Less than two weeks before Windows Vista officially reaches ‘end of life’.
On April 11, 2017, more than 10 years after Microsoft officially launched Windows Vista, the much-maligned operating system that no one ever seemed to really like, will cease to receive any further technical support by Microsoft.
Haven’t I heard this before?
Kind of… Microsoft stopped mainstream support for Vista back in 2012 but continued to provide extended support for paying customers, mostly business users. But now regardless of how much money anyone has, there will be no more security or technical help forthcoming. Microsoft has warned anyone still using Vista that going forward, their systems will be more open to being compromised by attackers in the future, and that Microsoft’s own Security Essentials support will also no longer receive updates.
A statement from Microsoft said: “Microsoft has provided support for Windows Vista for the past 10 years, but the time has come for us, along with our hardware and software partners, to invest our resources towards more recent technologies so that we can continue to deliver great new experiences.”
So will my Vista work on April 12th?
That’s funny. No one uses Vista, right? But, yes, it will still work. That said, it is important to remember that Microsoft isn’t killing Vista come the 11th April, though that would probably be a blessed release. Vista will no longer receive critical updates but PCs and laptops running Vista will still work. Up-to-date security software will still run and protect users from most viruses and malware, but any new weaknesses discovered in the operating system code itself, will not be fixed and remain wide open for hackers to exploit.
There’s also the fact that “as more software and hardware manufacturers continue to optimize for more recent versions of Windows, you can expect to encounter more apps and devices that do not work with Windows Vista,” the company added.
Unsurprisingly, Microsoft is urging users to update to newer OS versions, pushing customers to upgrade to Windows 10, though whether Vista era hardware will run Windows 10 smoothly is another question.
Vista came in for a lot of criticism from both the media and users alike when it was launched to the point where Microsoft eventually offered users the opportunity to ‘downgrade’ to Windows XP if they wanted.

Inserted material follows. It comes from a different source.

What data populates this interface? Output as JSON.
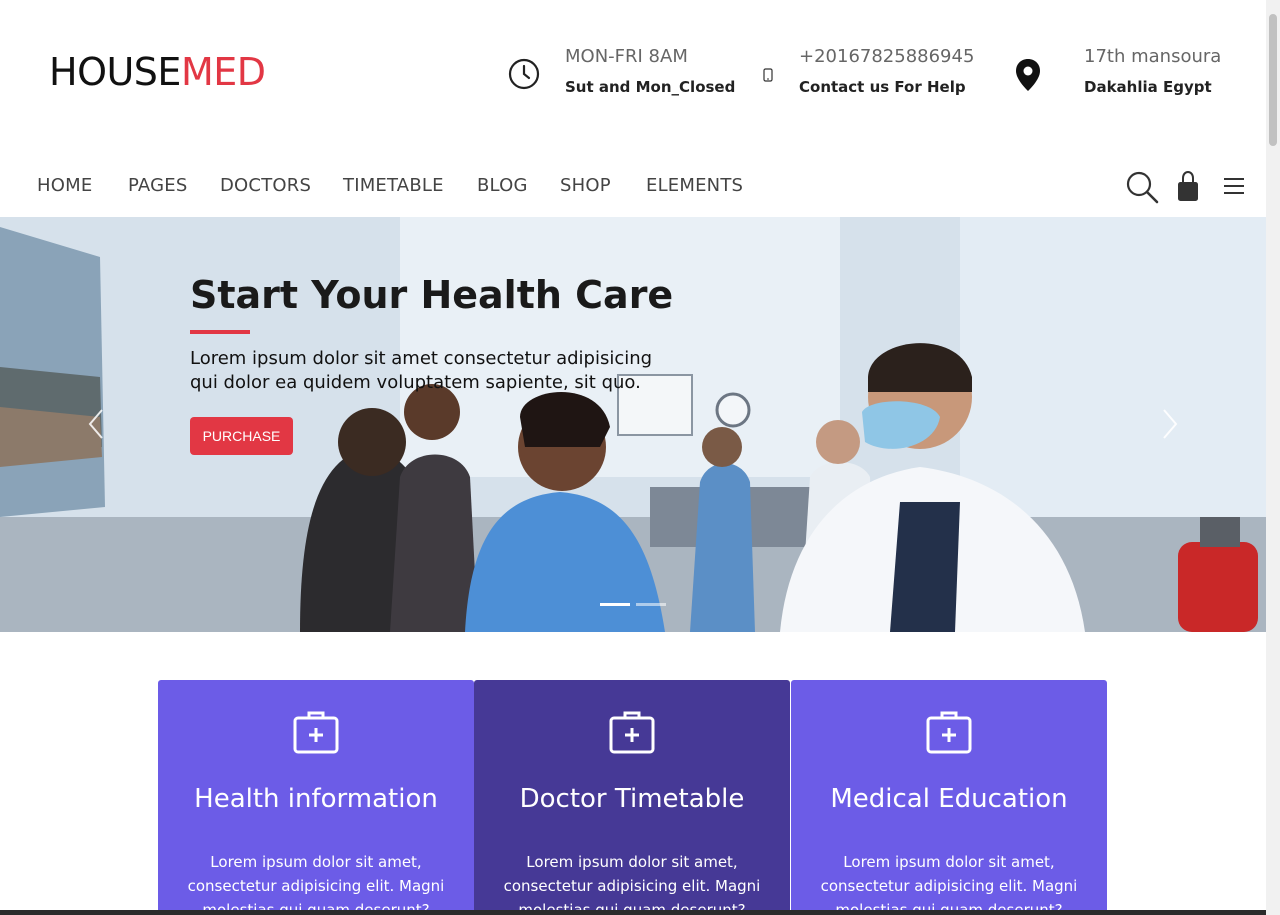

According to Stat Counter, Vista currently has a 1.12% market share among all Windows users. Windows XP, the OS it was supposed to replace still has a user base of 5.53%.